* _THE PROBLEM_: Return all the entries below exactly, except for the images they hold.

* _DATA EXTRACT_:
++++++++++

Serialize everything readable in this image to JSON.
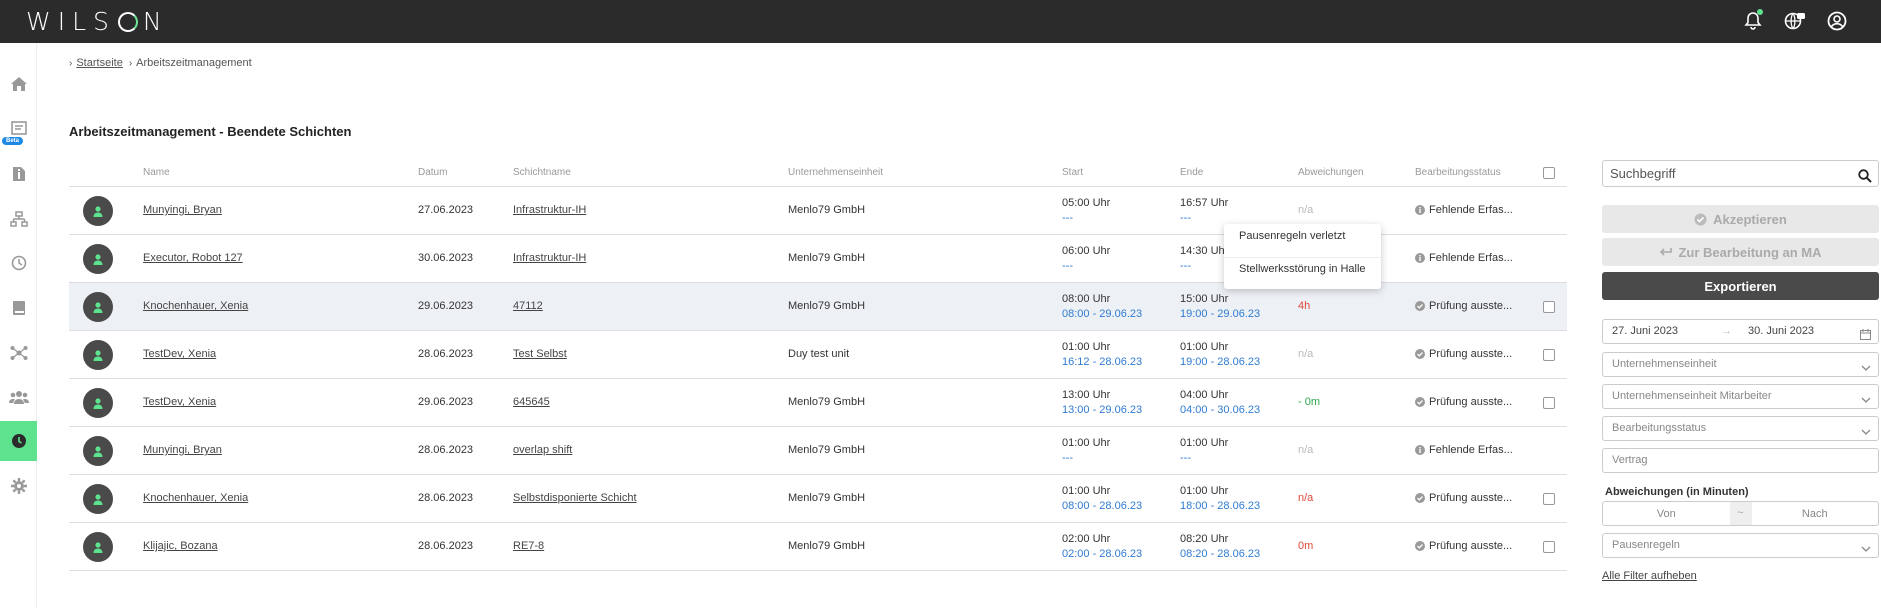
{
  "app": {
    "logo_text": "WILSON",
    "accent": "#5fe28e"
  },
  "topbar": {
    "icons": [
      "bell-icon",
      "globe-chat-icon",
      "user-account-icon"
    ]
  },
  "sidebar": {
    "items": [
      "home-icon",
      "dashboard-icon",
      "info-icon",
      "org-chart-icon",
      "clock-icon",
      "book-icon",
      "network-icon",
      "users-icon",
      "time-management-icon",
      "settings-icon"
    ],
    "beta_label": "Beta"
  },
  "breadcrumb": {
    "home": "Startseite",
    "current": "Arbeitszeitmanagement"
  },
  "page_title": "Arbeitszeitmanagement - Beendete Schichten",
  "table": {
    "headers": {
      "name": "Name",
      "datum": "Datum",
      "schichtname": "Schichtname",
      "unternehmenseinheit": "Unternehmenseinheit",
      "start": "Start",
      "ende": "Ende",
      "abweichungen": "Abweichungen",
      "bearbeitungsstatus": "Bearbeitungsstatus"
    },
    "rows": [
      {
        "name": "Munyingi, Bryan",
        "datum": "27.06.2023",
        "schicht": "Infrastruktur-IH",
        "einheit": "Menlo79 GmbH",
        "start1": "05:00 Uhr",
        "start2": "---",
        "ende1": "16:57 Uhr",
        "ende2": "---",
        "abw": "n/a",
        "status": "Fehlende Erfas...",
        "status_icon": "info",
        "checkbox": false
      },
      {
        "name": "Executor, Robot 127",
        "datum": "30.06.2023",
        "schicht": "Infrastruktur-IH",
        "einheit": "Menlo79 GmbH",
        "start1": "06:00 Uhr",
        "start2": "---",
        "ende1": "14:30 Uhr",
        "ende2": "---",
        "abw": "",
        "status": "Fehlende Erfas...",
        "status_icon": "info",
        "checkbox": false
      },
      {
        "name": "Knochenhauer, Xenia",
        "datum": "29.06.2023",
        "schicht": "47112",
        "einheit": "Menlo79 GmbH",
        "start1": "08:00 Uhr",
        "start2": "08:00 - 29.06.23",
        "ende1": "15:00 Uhr",
        "ende2": "19:00 - 29.06.23",
        "abw": "4h",
        "status": "Prüfung ausste...",
        "status_icon": "check",
        "checkbox": true
      },
      {
        "name": "TestDev, Xenia",
        "datum": "28.06.2023",
        "schicht": "Test Selbst",
        "einheit": "Duy test unit",
        "start1": "01:00 Uhr",
        "start2": "16:12 - 28.06.23",
        "ende1": "01:00 Uhr",
        "ende2": "19:00 - 28.06.23",
        "abw": "n/a",
        "status": "Prüfung ausste...",
        "status_icon": "check",
        "checkbox": true
      },
      {
        "name": "TestDev, Xenia",
        "datum": "29.06.2023",
        "schicht": "645645",
        "einheit": "Menlo79 GmbH",
        "start1": "13:00 Uhr",
        "start2": "13:00 - 29.06.23",
        "ende1": "04:00 Uhr",
        "ende2": "04:00 - 30.06.23",
        "abw": "- 0m",
        "status": "Prüfung ausste...",
        "status_icon": "check",
        "checkbox": true
      },
      {
        "name": "Munyingi, Bryan",
        "datum": "28.06.2023",
        "schicht": "overlap shift",
        "einheit": "Menlo79 GmbH",
        "start1": "01:00 Uhr",
        "start2": "---",
        "ende1": "01:00 Uhr",
        "ende2": "---",
        "abw": "n/a",
        "status": "Fehlende Erfas...",
        "status_icon": "info",
        "checkbox": false
      },
      {
        "name": "Knochenhauer, Xenia",
        "datum": "28.06.2023",
        "schicht": "Selbstdisponierte Schicht",
        "einheit": "Menlo79 GmbH",
        "start1": "01:00 Uhr",
        "start2": "08:00 - 28.06.23",
        "ende1": "01:00 Uhr",
        "ende2": "18:00 - 28.06.23",
        "abw": "n/a",
        "status": "Prüfung ausste...",
        "status_icon": "check",
        "checkbox": true
      },
      {
        "name": "Klijajic, Bozana",
        "datum": "28.06.2023",
        "schicht": "RE7-8",
        "einheit": "Menlo79 GmbH",
        "start1": "02:00 Uhr",
        "start2": "02:00 - 28.06.23",
        "ende1": "08:20 Uhr",
        "ende2": "08:20 - 28.06.23",
        "abw": "0m",
        "status": "Prüfung ausste...",
        "status_icon": "check",
        "checkbox": true
      }
    ]
  },
  "popup": {
    "item1": "Pausenregeln verletzt",
    "item2": "Stellwerksstörung in Halle"
  },
  "filters": {
    "search_placeholder": "Suchbegriff",
    "accept_label": "Akzeptieren",
    "edit_label": "Zur Bearbeitung an MA",
    "export_label": "Exportieren",
    "date_from": "27. Juni 2023",
    "date_to": "30. Juni 2023",
    "unternehmenseinheit": "Unternehmenseinheit",
    "unternehmenseinheit_ma": "Unternehmenseinheit Mitarbeiter",
    "bearbeitungsstatus": "Bearbeitungsstatus",
    "vertrag": "Vertrag",
    "abw_label": "Abweichungen (in Minuten)",
    "von": "Von",
    "nach": "Nach",
    "pausenregeln": "Pausenregeln",
    "all_filters": "Alle Filter aufheben"
  }
}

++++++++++

* _SOLUTION TO THE PROBLEM_:
Serialize everything readable in this image to JSON.
{
  "app": {
    "logo_text": "WILSON",
    "accent": "#5fe28e"
  },
  "topbar": {
    "icons": [
      "bell-icon",
      "globe-chat-icon",
      "user-account-icon"
    ]
  },
  "sidebar": {
    "items": [
      "home-icon",
      "dashboard-icon",
      "info-icon",
      "org-chart-icon",
      "clock-icon",
      "book-icon",
      "network-icon",
      "users-icon",
      "time-management-icon",
      "settings-icon"
    ],
    "beta_label": "Beta"
  },
  "breadcrumb": {
    "home": "Startseite",
    "current": "Arbeitszeitmanagement"
  },
  "page_title": "Arbeitszeitmanagement - Beendete Schichten",
  "table": {
    "headers": {
      "name": "Name",
      "datum": "Datum",
      "schichtname": "Schichtname",
      "unternehmenseinheit": "Unternehmenseinheit",
      "start": "Start",
      "ende": "Ende",
      "abweichungen": "Abweichungen",
      "bearbeitungsstatus": "Bearbeitungsstatus"
    },
    "rows": [
      {
        "name": "Munyingi, Bryan",
        "datum": "27.06.2023",
        "schicht": "Infrastruktur-IH",
        "einheit": "Menlo79 GmbH",
        "start1": "05:00 Uhr",
        "start2": "---",
        "ende1": "16:57 Uhr",
        "ende2": "---",
        "abw": "n/a",
        "status": "Fehlende Erfas...",
        "status_icon": "info",
        "checkbox": false
      },
      {
        "name": "Executor, Robot 127",
        "datum": "30.06.2023",
        "schicht": "Infrastruktur-IH",
        "einheit": "Menlo79 GmbH",
        "start1": "06:00 Uhr",
        "start2": "---",
        "ende1": "14:30 Uhr",
        "ende2": "---",
        "abw": "",
        "status": "Fehlende Erfas...",
        "status_icon": "info",
        "checkbox": false
      },
      {
        "name": "Knochenhauer, Xenia",
        "datum": "29.06.2023",
        "schicht": "47112",
        "einheit": "Menlo79 GmbH",
        "start1": "08:00 Uhr",
        "start2": "08:00 - 29.06.23",
        "ende1": "15:00 Uhr",
        "ende2": "19:00 - 29.06.23",
        "abw": "4h",
        "status": "Prüfung ausste...",
        "status_icon": "check",
        "checkbox": true
      },
      {
        "name": "TestDev, Xenia",
        "datum": "28.06.2023",
        "schicht": "Test Selbst",
        "einheit": "Duy test unit",
        "start1": "01:00 Uhr",
        "start2": "16:12 - 28.06.23",
        "ende1": "01:00 Uhr",
        "ende2": "19:00 - 28.06.23",
        "abw": "n/a",
        "status": "Prüfung ausste...",
        "status_icon": "check",
        "checkbox": true
      },
      {
        "name": "TestDev, Xenia",
        "datum": "29.06.2023",
        "schicht": "645645",
        "einheit": "Menlo79 GmbH",
        "start1": "13:00 Uhr",
        "start2": "13:00 - 29.06.23",
        "ende1": "04:00 Uhr",
        "ende2": "04:00 - 30.06.23",
        "abw": "- 0m",
        "status": "Prüfung ausste...",
        "status_icon": "check",
        "checkbox": true
      },
      {
        "name": "Munyingi, Bryan",
        "datum": "28.06.2023",
        "schicht": "overlap shift",
        "einheit": "Menlo79 GmbH",
        "start1": "01:00 Uhr",
        "start2": "---",
        "ende1": "01:00 Uhr",
        "ende2": "---",
        "abw": "n/a",
        "status": "Fehlende Erfas...",
        "status_icon": "info",
        "checkbox": false
      },
      {
        "name": "Knochenhauer, Xenia",
        "datum": "28.06.2023",
        "schicht": "Selbstdisponierte Schicht",
        "einheit": "Menlo79 GmbH",
        "start1": "01:00 Uhr",
        "start2": "08:00 - 28.06.23",
        "ende1": "01:00 Uhr",
        "ende2": "18:00 - 28.06.23",
        "abw": "n/a",
        "status": "Prüfung ausste...",
        "status_icon": "check",
        "checkbox": true
      },
      {
        "name": "Klijajic, Bozana",
        "datum": "28.06.2023",
        "schicht": "RE7-8",
        "einheit": "Menlo79 GmbH",
        "start1": "02:00 Uhr",
        "start2": "02:00 - 28.06.23",
        "ende1": "08:20 Uhr",
        "ende2": "08:20 - 28.06.23",
        "abw": "0m",
        "status": "Prüfung ausste...",
        "status_icon": "check",
        "checkbox": true
      }
    ]
  },
  "popup": {
    "item1": "Pausenregeln verletzt",
    "item2": "Stellwerksstörung in Halle"
  },
  "filters": {
    "search_placeholder": "Suchbegriff",
    "accept_label": "Akzeptieren",
    "edit_label": "Zur Bearbeitung an MA",
    "export_label": "Exportieren",
    "date_from": "27. Juni 2023",
    "date_to": "30. Juni 2023",
    "unternehmenseinheit": "Unternehmenseinheit",
    "unternehmenseinheit_ma": "Unternehmenseinheit Mitarbeiter",
    "bearbeitungsstatus": "Bearbeitungsstatus",
    "vertrag": "Vertrag",
    "abw_label": "Abweichungen (in Minuten)",
    "von": "Von",
    "nach": "Nach",
    "pausenregeln": "Pausenregeln",
    "all_filters": "Alle Filter aufheben"
  }
}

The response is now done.